Required work: Could you retype the whole listing word for word and drop the images?

Source data:
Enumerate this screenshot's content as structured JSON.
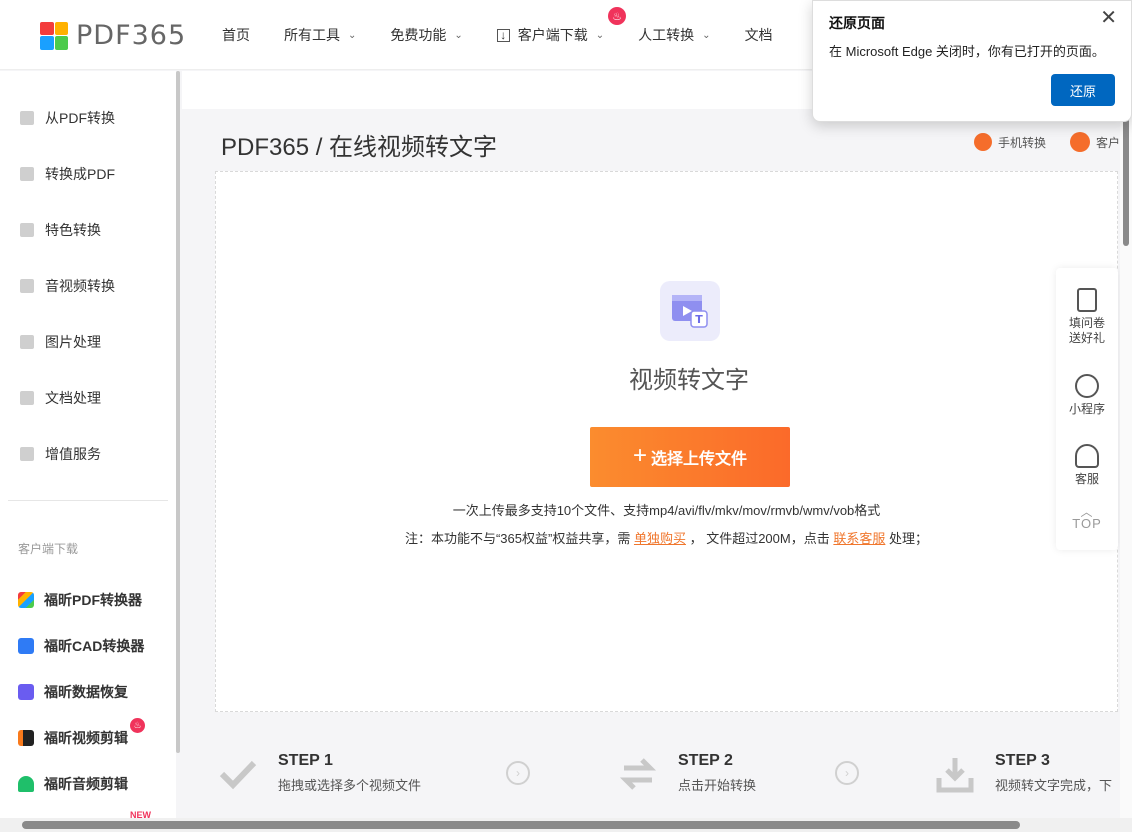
{
  "logo": {
    "text": "PDF365",
    "colors": [
      "#f33c3c",
      "#ffb100",
      "#1aa0ff",
      "#4ccb4c"
    ]
  },
  "nav": {
    "items": [
      "首页",
      "所有工具",
      "免费功能",
      "客户端下载",
      "人工转换",
      "文档"
    ]
  },
  "sidebar": {
    "items": [
      "从PDF转换",
      "转换成PDF",
      "特色转换",
      "音视频转换",
      "图片处理",
      "文档处理",
      "增值服务"
    ],
    "section_label": "客户端下载",
    "apps": [
      "福昕PDF转换器",
      "福昕CAD转换器",
      "福昕数据恢复",
      "福昕视频剪辑",
      "福昕音频剪辑"
    ],
    "new_badge": "NEW"
  },
  "main": {
    "breadcrumb": "PDF365 / 在线视频转文字",
    "link_mobile": "手机转换",
    "link_client": "客户",
    "upload_title": "视频转文字",
    "upload_button": "选择上传文件",
    "upload_plus": "+",
    "formats_note": "一次上传最多支持10个文件、支持mp4/avi/flv/mkv/mov/rmvb/wmv/vob格式",
    "note_prefix": "注：本功能不与“365权益”权益共享，需",
    "note_link1": "单独购买",
    "note_middle": "，  文件超过200M，点击",
    "note_link2": "联系客服",
    "note_suffix": "处理；"
  },
  "steps": [
    {
      "title": "STEP 1",
      "desc": "拖拽或选择多个视频文件"
    },
    {
      "title": "STEP 2",
      "desc": "点击开始转换"
    },
    {
      "title": "STEP 3",
      "desc": "视频转文字完成，下"
    }
  ],
  "float_panel": {
    "survey": "填问卷送好礼",
    "miniapp": "小程序",
    "service": "客服",
    "top": "TOP"
  },
  "popup": {
    "title": "还原页面",
    "message": "在 Microsoft Edge 关闭时，你有已打开的页面。",
    "button": "还原",
    "close": "✕"
  },
  "accent_color": "#fb7a2c"
}
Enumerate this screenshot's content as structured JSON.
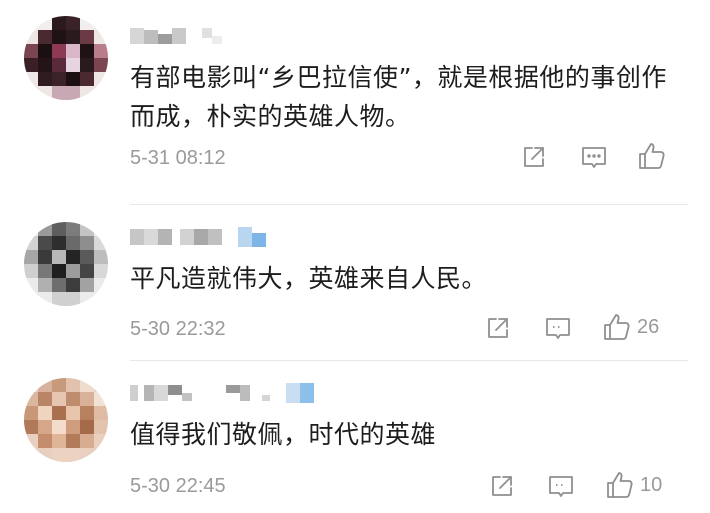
{
  "comments": [
    {
      "text": "有部电影叫“乡巴拉信使”，就是根据他的事创作而成，朴实的英雄人物。",
      "time": "5-31 08:12",
      "likes": ""
    },
    {
      "text": "平凡造就伟大，英雄来自人民。",
      "time": "5-30 22:32",
      "likes": "26"
    },
    {
      "text": "值得我们敬佩，时代的英雄",
      "time": "5-30 22:45",
      "likes": "10"
    }
  ],
  "icons": {
    "share": "share-icon",
    "reply": "comment-icon",
    "like": "thumbs-up-icon"
  },
  "colors": {
    "text": "#1d1d1d",
    "meta": "#9a9a9a",
    "divider": "#e8e8e8"
  }
}
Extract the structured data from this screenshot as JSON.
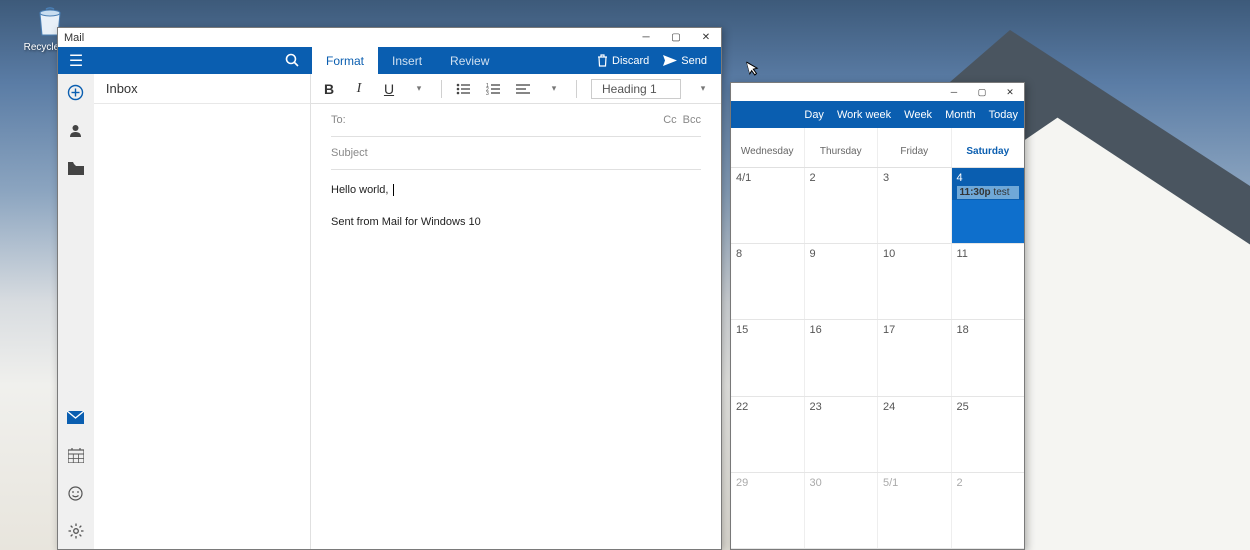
{
  "desktop": {
    "recycle_label": "Recycle Bin"
  },
  "mail": {
    "title": "Mail",
    "tabs": {
      "format": "Format",
      "insert": "Insert",
      "review": "Review"
    },
    "actions": {
      "discard": "Discard",
      "send": "Send"
    },
    "inbox_label": "Inbox",
    "format": {
      "heading": "Heading 1"
    },
    "fields": {
      "to": "To:",
      "cc": "Cc",
      "bcc": "Bcc",
      "subject": "Subject"
    },
    "body": {
      "line1": "Hello world,",
      "signature": "Sent from Mail for Windows 10"
    }
  },
  "calendar": {
    "views": {
      "day": "Day",
      "workweek": "Work week",
      "week": "Week",
      "month": "Month",
      "today": "Today"
    },
    "days": {
      "wed": "Wednesday",
      "thu": "Thursday",
      "fri": "Friday",
      "sat": "Saturday"
    },
    "rows": [
      {
        "wed": "4/1",
        "thu": "2",
        "fri": "3",
        "sat": "4",
        "event_time": "11:30p",
        "event_label": "test"
      },
      {
        "wed": "8",
        "thu": "9",
        "fri": "10",
        "sat": "11"
      },
      {
        "wed": "15",
        "thu": "16",
        "fri": "17",
        "sat": "18"
      },
      {
        "wed": "22",
        "thu": "23",
        "fri": "24",
        "sat": "25"
      },
      {
        "wed": "29",
        "thu": "30",
        "fri": "5/1",
        "sat": "2"
      }
    ]
  }
}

Solution for this exercise:
Enumerate this screenshot's content as structured JSON.
{
  "logo": {
    "text": "PDF365",
    "colors": [
      "#f33c3c",
      "#ffb100",
      "#1aa0ff",
      "#4ccb4c"
    ]
  },
  "nav": {
    "items": [
      "首页",
      "所有工具",
      "免费功能",
      "客户端下载",
      "人工转换",
      "文档"
    ]
  },
  "sidebar": {
    "items": [
      "从PDF转换",
      "转换成PDF",
      "特色转换",
      "音视频转换",
      "图片处理",
      "文档处理",
      "增值服务"
    ],
    "section_label": "客户端下载",
    "apps": [
      "福昕PDF转换器",
      "福昕CAD转换器",
      "福昕数据恢复",
      "福昕视频剪辑",
      "福昕音频剪辑"
    ],
    "new_badge": "NEW"
  },
  "main": {
    "breadcrumb": "PDF365 / 在线视频转文字",
    "link_mobile": "手机转换",
    "link_client": "客户",
    "upload_title": "视频转文字",
    "upload_button": "选择上传文件",
    "upload_plus": "+",
    "formats_note": "一次上传最多支持10个文件、支持mp4/avi/flv/mkv/mov/rmvb/wmv/vob格式",
    "note_prefix": "注：本功能不与“365权益”权益共享，需",
    "note_link1": "单独购买",
    "note_middle": "，  文件超过200M，点击",
    "note_link2": "联系客服",
    "note_suffix": "处理；"
  },
  "steps": [
    {
      "title": "STEP 1",
      "desc": "拖拽或选择多个视频文件"
    },
    {
      "title": "STEP 2",
      "desc": "点击开始转换"
    },
    {
      "title": "STEP 3",
      "desc": "视频转文字完成，下"
    }
  ],
  "float_panel": {
    "survey": "填问卷送好礼",
    "miniapp": "小程序",
    "service": "客服",
    "top": "TOP"
  },
  "popup": {
    "title": "还原页面",
    "message": "在 Microsoft Edge 关闭时，你有已打开的页面。",
    "button": "还原",
    "close": "✕"
  },
  "accent_color": "#fb7a2c"
}
Enumerate this screenshot's content as structured JSON.
{
  "comments": [
    {
      "text": "有部电影叫“乡巴拉信使”，就是根据他的事创作而成，朴实的英雄人物。",
      "time": "5-31 08:12",
      "likes": ""
    },
    {
      "text": "平凡造就伟大，英雄来自人民。",
      "time": "5-30 22:32",
      "likes": "26"
    },
    {
      "text": "值得我们敬佩，时代的英雄",
      "time": "5-30 22:45",
      "likes": "10"
    }
  ],
  "icons": {
    "share": "share-icon",
    "reply": "comment-icon",
    "like": "thumbs-up-icon"
  },
  "colors": {
    "text": "#1d1d1d",
    "meta": "#9a9a9a",
    "divider": "#e8e8e8"
  }
}
Extract the structured data from this screenshot as JSON.
{
  "desktop": {
    "recycle_label": "Recycle Bin"
  },
  "mail": {
    "title": "Mail",
    "tabs": {
      "format": "Format",
      "insert": "Insert",
      "review": "Review"
    },
    "actions": {
      "discard": "Discard",
      "send": "Send"
    },
    "inbox_label": "Inbox",
    "format": {
      "heading": "Heading 1"
    },
    "fields": {
      "to": "To:",
      "cc": "Cc",
      "bcc": "Bcc",
      "subject": "Subject"
    },
    "body": {
      "line1": "Hello world,",
      "signature": "Sent from Mail for Windows 10"
    }
  },
  "calendar": {
    "views": {
      "day": "Day",
      "workweek": "Work week",
      "week": "Week",
      "month": "Month",
      "today": "Today"
    },
    "days": {
      "wed": "Wednesday",
      "thu": "Thursday",
      "fri": "Friday",
      "sat": "Saturday"
    },
    "rows": [
      {
        "wed": "4/1",
        "thu": "2",
        "fri": "3",
        "sat": "4",
        "event_time": "11:30p",
        "event_label": "test"
      },
      {
        "wed": "8",
        "thu": "9",
        "fri": "10",
        "sat": "11"
      },
      {
        "wed": "15",
        "thu": "16",
        "fri": "17",
        "sat": "18"
      },
      {
        "wed": "22",
        "thu": "23",
        "fri": "24",
        "sat": "25"
      },
      {
        "wed": "29",
        "thu": "30",
        "fri": "5/1",
        "sat": "2"
      }
    ]
  }
}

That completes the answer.